Responsive Design:

Responsive is developer speak for “It works on everything pretty good.”  There are many different web browsers (IE, Chrome, Firefox just to name a few).  Each one of these different browsers reads code in ever so slightly different ways, but it could make a huge difference in how your site looks.  Unless the developer tells you up front, its hard to tell if a theme is going to work good on all browsers (if you pay for one it darn well better!).  The focus has been on Smart Phones and Tablets lately (iphone, ipad, android, windows mobile, and others).  If you recently read my article about some of my favorite plugins, you heard me talk about a plugin called “WPTouch” which will allow people to use and navigate your site on their mobile device.  The user interface will not look much like your site, but it does help.  There are lots of other options available if your theme doesn’t cover smart phones/tablets.

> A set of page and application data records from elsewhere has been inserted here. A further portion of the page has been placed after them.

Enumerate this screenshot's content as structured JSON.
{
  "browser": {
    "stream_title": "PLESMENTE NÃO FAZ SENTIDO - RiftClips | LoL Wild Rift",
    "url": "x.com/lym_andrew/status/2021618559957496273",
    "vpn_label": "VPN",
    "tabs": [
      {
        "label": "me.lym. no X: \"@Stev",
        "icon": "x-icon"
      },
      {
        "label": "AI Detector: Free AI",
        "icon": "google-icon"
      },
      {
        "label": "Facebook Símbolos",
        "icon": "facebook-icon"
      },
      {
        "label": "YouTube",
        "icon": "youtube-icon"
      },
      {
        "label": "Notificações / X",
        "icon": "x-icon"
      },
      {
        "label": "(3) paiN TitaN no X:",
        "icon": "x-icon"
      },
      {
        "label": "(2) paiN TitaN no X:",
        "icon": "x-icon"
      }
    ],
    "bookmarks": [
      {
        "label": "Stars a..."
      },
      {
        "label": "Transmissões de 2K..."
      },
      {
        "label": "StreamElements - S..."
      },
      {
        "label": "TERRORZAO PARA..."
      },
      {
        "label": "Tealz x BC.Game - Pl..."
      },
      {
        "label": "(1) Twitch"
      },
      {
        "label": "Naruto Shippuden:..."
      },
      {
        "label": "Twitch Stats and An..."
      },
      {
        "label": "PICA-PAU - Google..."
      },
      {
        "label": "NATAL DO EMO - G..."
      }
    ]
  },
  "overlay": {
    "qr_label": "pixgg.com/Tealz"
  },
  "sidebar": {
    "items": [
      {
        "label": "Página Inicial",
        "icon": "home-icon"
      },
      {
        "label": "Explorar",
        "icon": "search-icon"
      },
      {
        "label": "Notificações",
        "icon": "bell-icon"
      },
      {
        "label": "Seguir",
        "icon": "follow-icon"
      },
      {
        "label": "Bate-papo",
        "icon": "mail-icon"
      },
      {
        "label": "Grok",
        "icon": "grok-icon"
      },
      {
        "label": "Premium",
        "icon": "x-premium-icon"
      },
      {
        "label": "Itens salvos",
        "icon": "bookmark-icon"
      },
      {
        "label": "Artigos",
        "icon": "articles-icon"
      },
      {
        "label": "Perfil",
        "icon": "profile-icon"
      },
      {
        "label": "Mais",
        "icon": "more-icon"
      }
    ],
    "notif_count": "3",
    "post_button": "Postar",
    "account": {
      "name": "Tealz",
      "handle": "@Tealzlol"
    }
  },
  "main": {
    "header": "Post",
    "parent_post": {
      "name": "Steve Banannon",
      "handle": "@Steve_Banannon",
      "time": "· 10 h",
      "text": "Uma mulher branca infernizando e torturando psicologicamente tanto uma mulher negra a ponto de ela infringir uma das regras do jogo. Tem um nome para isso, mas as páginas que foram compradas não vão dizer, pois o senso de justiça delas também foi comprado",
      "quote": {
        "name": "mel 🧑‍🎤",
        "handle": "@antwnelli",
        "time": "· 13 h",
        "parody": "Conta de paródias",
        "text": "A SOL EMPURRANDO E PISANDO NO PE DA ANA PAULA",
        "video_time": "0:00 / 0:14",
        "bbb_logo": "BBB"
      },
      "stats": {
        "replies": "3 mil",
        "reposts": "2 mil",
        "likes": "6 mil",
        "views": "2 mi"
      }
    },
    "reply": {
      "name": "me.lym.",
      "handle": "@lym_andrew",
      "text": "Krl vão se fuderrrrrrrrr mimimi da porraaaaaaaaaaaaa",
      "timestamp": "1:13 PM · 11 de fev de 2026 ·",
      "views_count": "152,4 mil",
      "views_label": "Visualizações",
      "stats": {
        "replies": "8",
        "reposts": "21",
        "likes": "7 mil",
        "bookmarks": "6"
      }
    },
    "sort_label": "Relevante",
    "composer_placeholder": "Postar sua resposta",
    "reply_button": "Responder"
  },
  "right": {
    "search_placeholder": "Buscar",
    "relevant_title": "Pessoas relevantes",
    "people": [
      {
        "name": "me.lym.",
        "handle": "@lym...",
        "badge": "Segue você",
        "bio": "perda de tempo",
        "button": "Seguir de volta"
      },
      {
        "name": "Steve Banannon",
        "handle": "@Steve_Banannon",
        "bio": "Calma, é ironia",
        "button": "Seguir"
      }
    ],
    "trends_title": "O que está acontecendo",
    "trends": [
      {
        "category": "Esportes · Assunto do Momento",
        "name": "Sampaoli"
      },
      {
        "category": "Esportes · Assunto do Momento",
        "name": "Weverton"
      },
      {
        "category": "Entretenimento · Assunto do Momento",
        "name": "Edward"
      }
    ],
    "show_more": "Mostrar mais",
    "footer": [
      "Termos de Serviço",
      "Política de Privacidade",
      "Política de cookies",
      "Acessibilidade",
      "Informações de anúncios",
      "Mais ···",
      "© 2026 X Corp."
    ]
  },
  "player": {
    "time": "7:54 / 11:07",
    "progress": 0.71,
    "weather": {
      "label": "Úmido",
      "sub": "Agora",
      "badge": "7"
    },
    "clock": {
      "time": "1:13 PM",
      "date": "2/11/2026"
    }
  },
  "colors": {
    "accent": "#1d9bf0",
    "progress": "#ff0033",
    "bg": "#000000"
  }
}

I certainly hope this helps eliminate some confusion if your shopping around for a good theme.  I will keep this post updated if I think of anything else to add.

Questions? Comments? Feedback?



  • Sheila

    Thanks for the post.  Super article for beginners.  I learned a few things and found a few more to check into.  Like your site.

    • Kevin

      Thanks for the kind words Sheila, and of course this article was inspired by our discussion on this very topic on clickmillionaires.com, and I felt the need to put it all together here.

      Happy New Year,